Wednesday, March 07, 2007
With every business, there are good days and there are bad days. The other day was expecially poor. Luckily, those days are few and far between, and I've seen other companies have their share of "bad" days too.
.....So I'm fueling up the boat, and when I walk around the back of the boat I heard a "tink". I looked around and didn't see anything on the ground but did notice I'd walked over the parking lot drain grill. After I finished I paid and went back to the truck to take off and found I had no truck key... apparently it was 7 or 8 feet down in the parking lot sump along with several inches of oil and other yuck. We couldn't get the grill up, looked like it hadn't moved in years, so it was time to call Bob and let him know what happened and let the customers decide if they wanted to cancel the day or stick around. They were all good humored about it and waited for the locksmith to do their thing (darned electronically chipped keys these days) and eventually we were off, way late.
Anyway, we had wierd water conditions for the last week or so. That particular day was one of those days where nobody cancels the day dive, but the night dive might be cancelled. We have about a 2 month span where we can potentially see swells from north, west and south, right now we seem to be seeing all of them at the same time, which is rare. We set up at lone tree arch, around which several other dive boats set up, and did the dive. Then it got really sucky... the boat had trouble starting. We've already just replaced the entire fuel system, and most of the ignition/electrical system just before that. I saw a bunch of corrosion on the coil terminal connections and took them apart, replaced a connecter, wire brushed off a bunch of junk and put 'er back together and it started. I left it with the mechanic after the day's washdown and he wentthrough a few things to make sure it's OK to go out. One of the passengers for the next day was on and he'd been a customer for a few years, he's real cool about such things and said he'd go out to act as a guinea pig customer, and I'd spoken with our other passenger for the day and he was willing to see what happens... turned out OK. We've had charters since that haven't been so eventful thankfully.
Anyway, the surf conditions have been much less than ideal the last week or so, even with that we've still had pretty decent viz on the dive sites. The water temperature seems to be hanging out right at 75 or so.

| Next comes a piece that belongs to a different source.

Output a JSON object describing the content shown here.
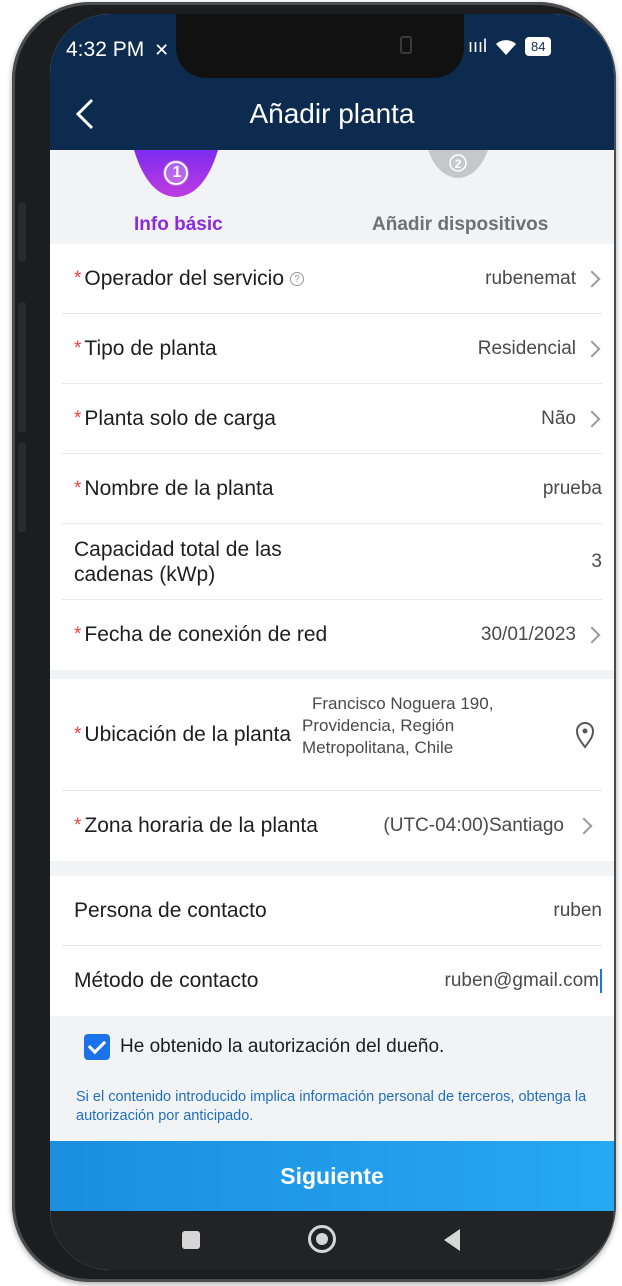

So here's a picture of a Yellow Margin Moray (Gymnothorax flavimarginatus). They are our largest commonly seen moray, however we do have a really large one called a Java Moray that we see on rare occasions.